“When you’re that far ahead you start to wonder ‘Can we get in and just do a splash-and-go and prevail?’” he said. “It’s a different kind of racing, there’s no question about that.”
Hopefully, as Goodyear adjusts to the slower speeds and increased downforce — and sees how these first races have played out — it can start introducing a softer tire into the mix.
3. Survive and…adapt?
On Sunday morning, Gabehart told Hamlin the No. 11 team had a winning race car.
Hamlin said he thought to himself: “He’s full of shit.”
After all, the team had struggled with the balance of the car all weekend and gave Hamlin little reason to believe the race would be any different.
But once it started, Hamlin realized Gabehart was right — he had a car that could pass anyone.
Though the car was obviously fast, Hamlin himself had to adjust to what was required from this form of racing. He ended the day with his first 1.5-mile track win since 2015 and joined Kyle Busch and Brad Keselowski as the season’s multi-race winners.

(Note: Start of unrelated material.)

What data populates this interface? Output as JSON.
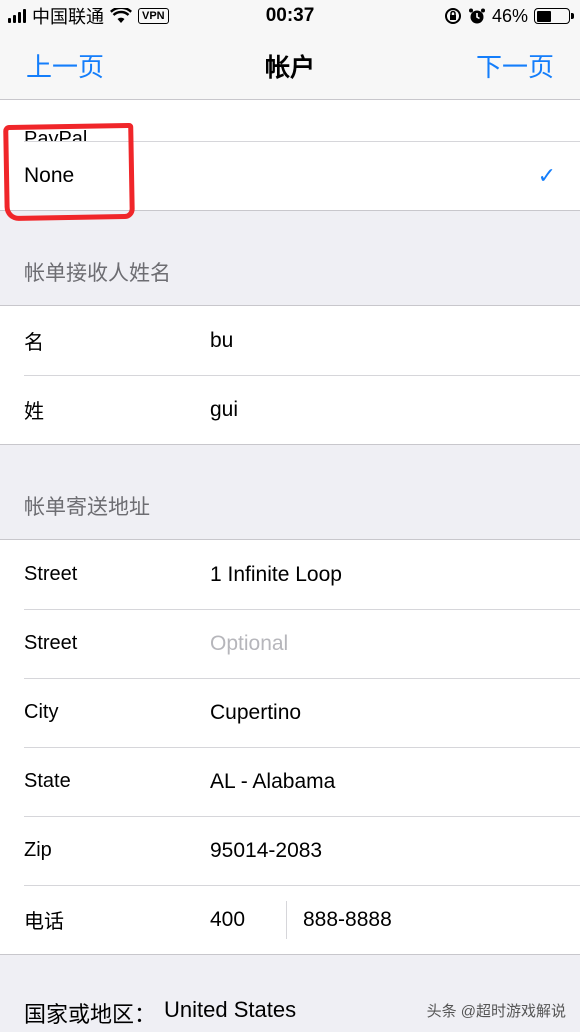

If you look at those names, along with Joey Logano (the season’s other race winner), you have to wonder what they have in common aside from driving for great teams.
Perhaps the answer is adaptability.
None of the drivers have raced a package like this before, so they all have to get up to speed on it. Whoever wins these races might just be the ones who aren’t committed to a certain style or feel and are able change on the fly.
“I’m still learning as a driver,” Hamlin said. “This is a complete different style of racing than what I used to do in the past (and that) just doesn’t work that well. I have to adapt. Seems like I’m adapting quickly.”
As noted by the excellent stats account @Talon64, Hamlin is off to the best start of his career as a result. He has two wins and hasn’t finished worse than 11th.
4. A brief word about attendance
I got a lot of tweets today from people ripping Texas for the sparse grandstands. But while it certainly wasn’t a NASCAR crowd from 10 years ago, it also wasn’t awful by today’s standards.
Here’s the thing: It’s all about the optics. Texas still has 133,000 permanent seats, which is second only to Bristol. It hasn’t torn down large sections of grandstands like most other tracks.
I have no idea how many people were at Texas, but I’m going to say somewhere between 30,000 and 40,000 if I had to take a guess. Tracks don’t release attendance numbers anymore, so that’s just a shot in the dark.
But the point is, if you take the Texas crowd and put it at Phoenix (capacity 42,000) or Martinsville (44,000) or even Homestead (48,000), people wouldn’t be as critical. In fact, I’d bet money some people would tweet, “Great crowd, Phoenix! Way to go!”
Sunday’s numbers would have been horrifying in the not-so-distant past. But the reality is in 2019, any NASCAR attendance of 50,000 or more for an average regular-season race would be a good crowd. Even 40,000 is OK.
I’m not saying any of this is ideal, but let’s just be real about it. We’ll likely never know, but I highly doubt Texas had the smallest crowd of the season so far.
5. What’s next
Intermediate tracks are going to take a month-long vacation now as two short tracks (Bristol and Richmond) and a superspeedway (Talladega) take the spotlight.
Some of the upcoming storylines to watch include the effect of the high downforce on Bristol — drivers have said it could take a physical toll on them — and whether the rules package will put a damper on passing. Then it’s off to Talladega, where there will be no more restrictor plates and we’ll see NASCAR use tapered spacers instead (how that will go is anyone’s guess).
It’s also worth keeping an eye on whether Stewart-Haas Racing can join Gibbs and Penske as the only teams to win a race since November, whether Martin Truex Jr. can win his first race of the year and whether the signs of a Hendrick Motorsports resurgence are real or glimmers of false hope.